"""

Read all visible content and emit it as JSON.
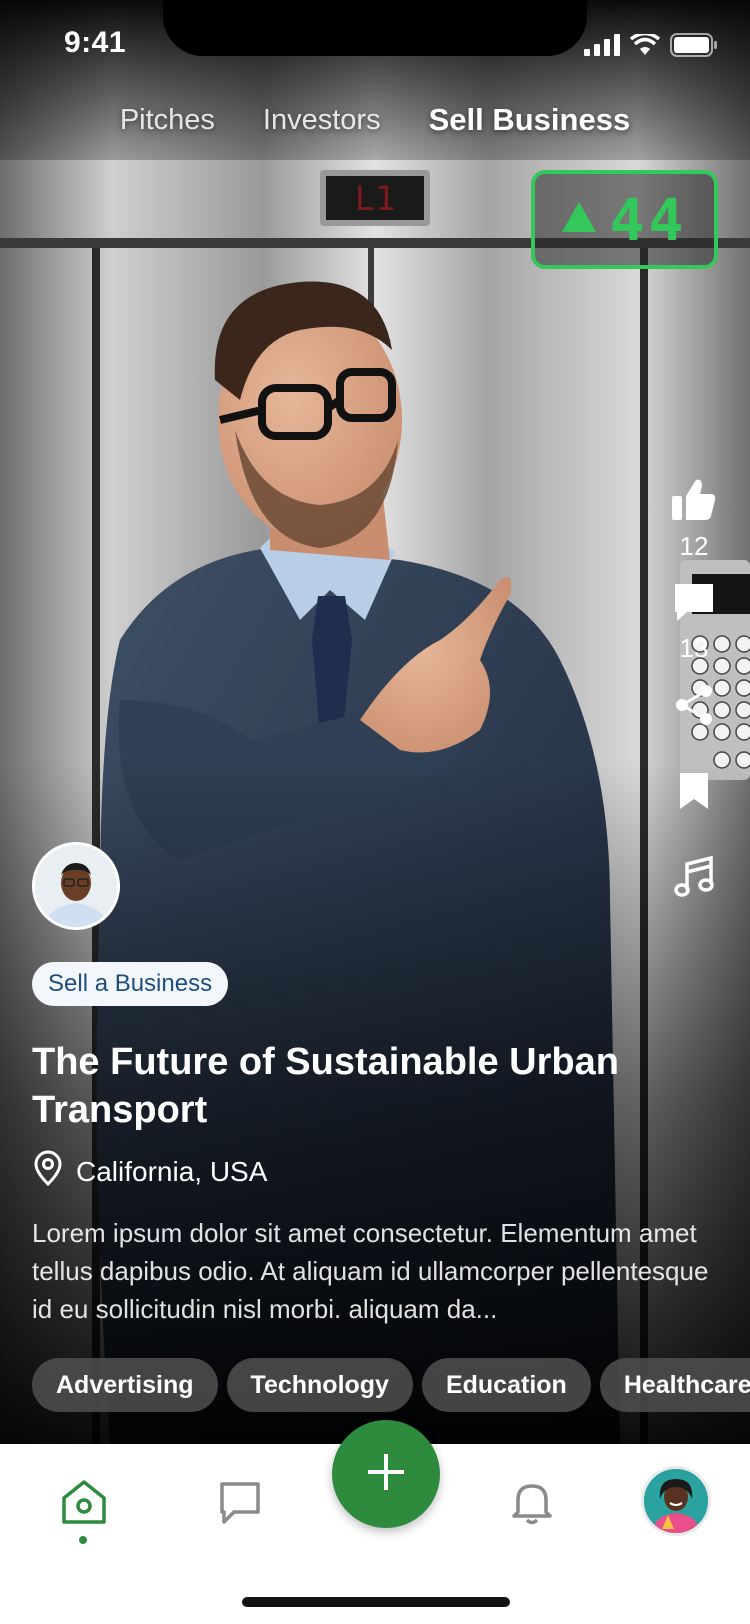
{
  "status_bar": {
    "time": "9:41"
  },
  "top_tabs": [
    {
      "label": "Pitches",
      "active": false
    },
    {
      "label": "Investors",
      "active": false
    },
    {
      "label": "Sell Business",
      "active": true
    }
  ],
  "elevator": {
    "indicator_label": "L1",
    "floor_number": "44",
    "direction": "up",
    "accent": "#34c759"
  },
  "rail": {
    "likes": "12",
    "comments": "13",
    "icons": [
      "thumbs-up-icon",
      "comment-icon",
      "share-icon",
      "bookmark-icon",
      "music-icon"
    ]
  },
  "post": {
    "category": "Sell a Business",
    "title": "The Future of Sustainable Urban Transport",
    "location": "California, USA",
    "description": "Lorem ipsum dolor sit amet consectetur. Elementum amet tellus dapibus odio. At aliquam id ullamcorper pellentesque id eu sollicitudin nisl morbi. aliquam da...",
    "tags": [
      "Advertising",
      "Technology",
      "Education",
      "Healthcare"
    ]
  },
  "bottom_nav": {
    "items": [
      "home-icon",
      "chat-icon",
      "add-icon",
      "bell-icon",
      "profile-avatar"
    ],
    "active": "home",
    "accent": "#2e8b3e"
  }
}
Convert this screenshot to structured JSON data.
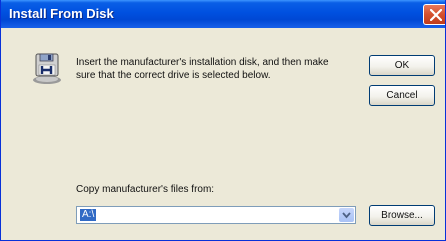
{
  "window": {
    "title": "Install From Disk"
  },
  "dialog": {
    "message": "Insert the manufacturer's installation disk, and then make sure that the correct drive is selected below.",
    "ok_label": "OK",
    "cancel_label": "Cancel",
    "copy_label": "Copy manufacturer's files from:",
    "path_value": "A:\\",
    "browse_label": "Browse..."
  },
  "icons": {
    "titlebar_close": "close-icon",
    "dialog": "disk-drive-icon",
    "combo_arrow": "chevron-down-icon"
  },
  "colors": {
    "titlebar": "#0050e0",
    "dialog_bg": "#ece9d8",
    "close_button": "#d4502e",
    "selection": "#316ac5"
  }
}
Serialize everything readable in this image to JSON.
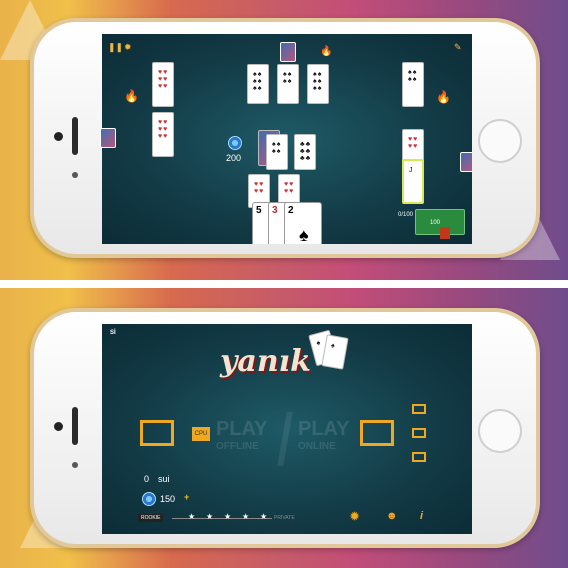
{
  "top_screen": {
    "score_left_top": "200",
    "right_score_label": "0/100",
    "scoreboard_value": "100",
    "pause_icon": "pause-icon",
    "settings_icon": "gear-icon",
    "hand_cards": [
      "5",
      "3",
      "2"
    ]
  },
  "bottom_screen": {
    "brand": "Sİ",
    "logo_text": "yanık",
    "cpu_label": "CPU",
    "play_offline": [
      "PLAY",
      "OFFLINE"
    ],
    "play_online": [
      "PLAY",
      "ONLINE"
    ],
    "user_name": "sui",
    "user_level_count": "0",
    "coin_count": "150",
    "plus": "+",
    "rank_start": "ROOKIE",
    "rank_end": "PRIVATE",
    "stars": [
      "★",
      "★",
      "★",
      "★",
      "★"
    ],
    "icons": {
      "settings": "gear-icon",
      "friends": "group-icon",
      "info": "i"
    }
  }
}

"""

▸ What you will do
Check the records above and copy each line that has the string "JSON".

▸ Exercise solution
Read all visible content and emit it as JSON.
Convert this screenshot to structured JSON data.
Serialize everything readable in this image to JSON.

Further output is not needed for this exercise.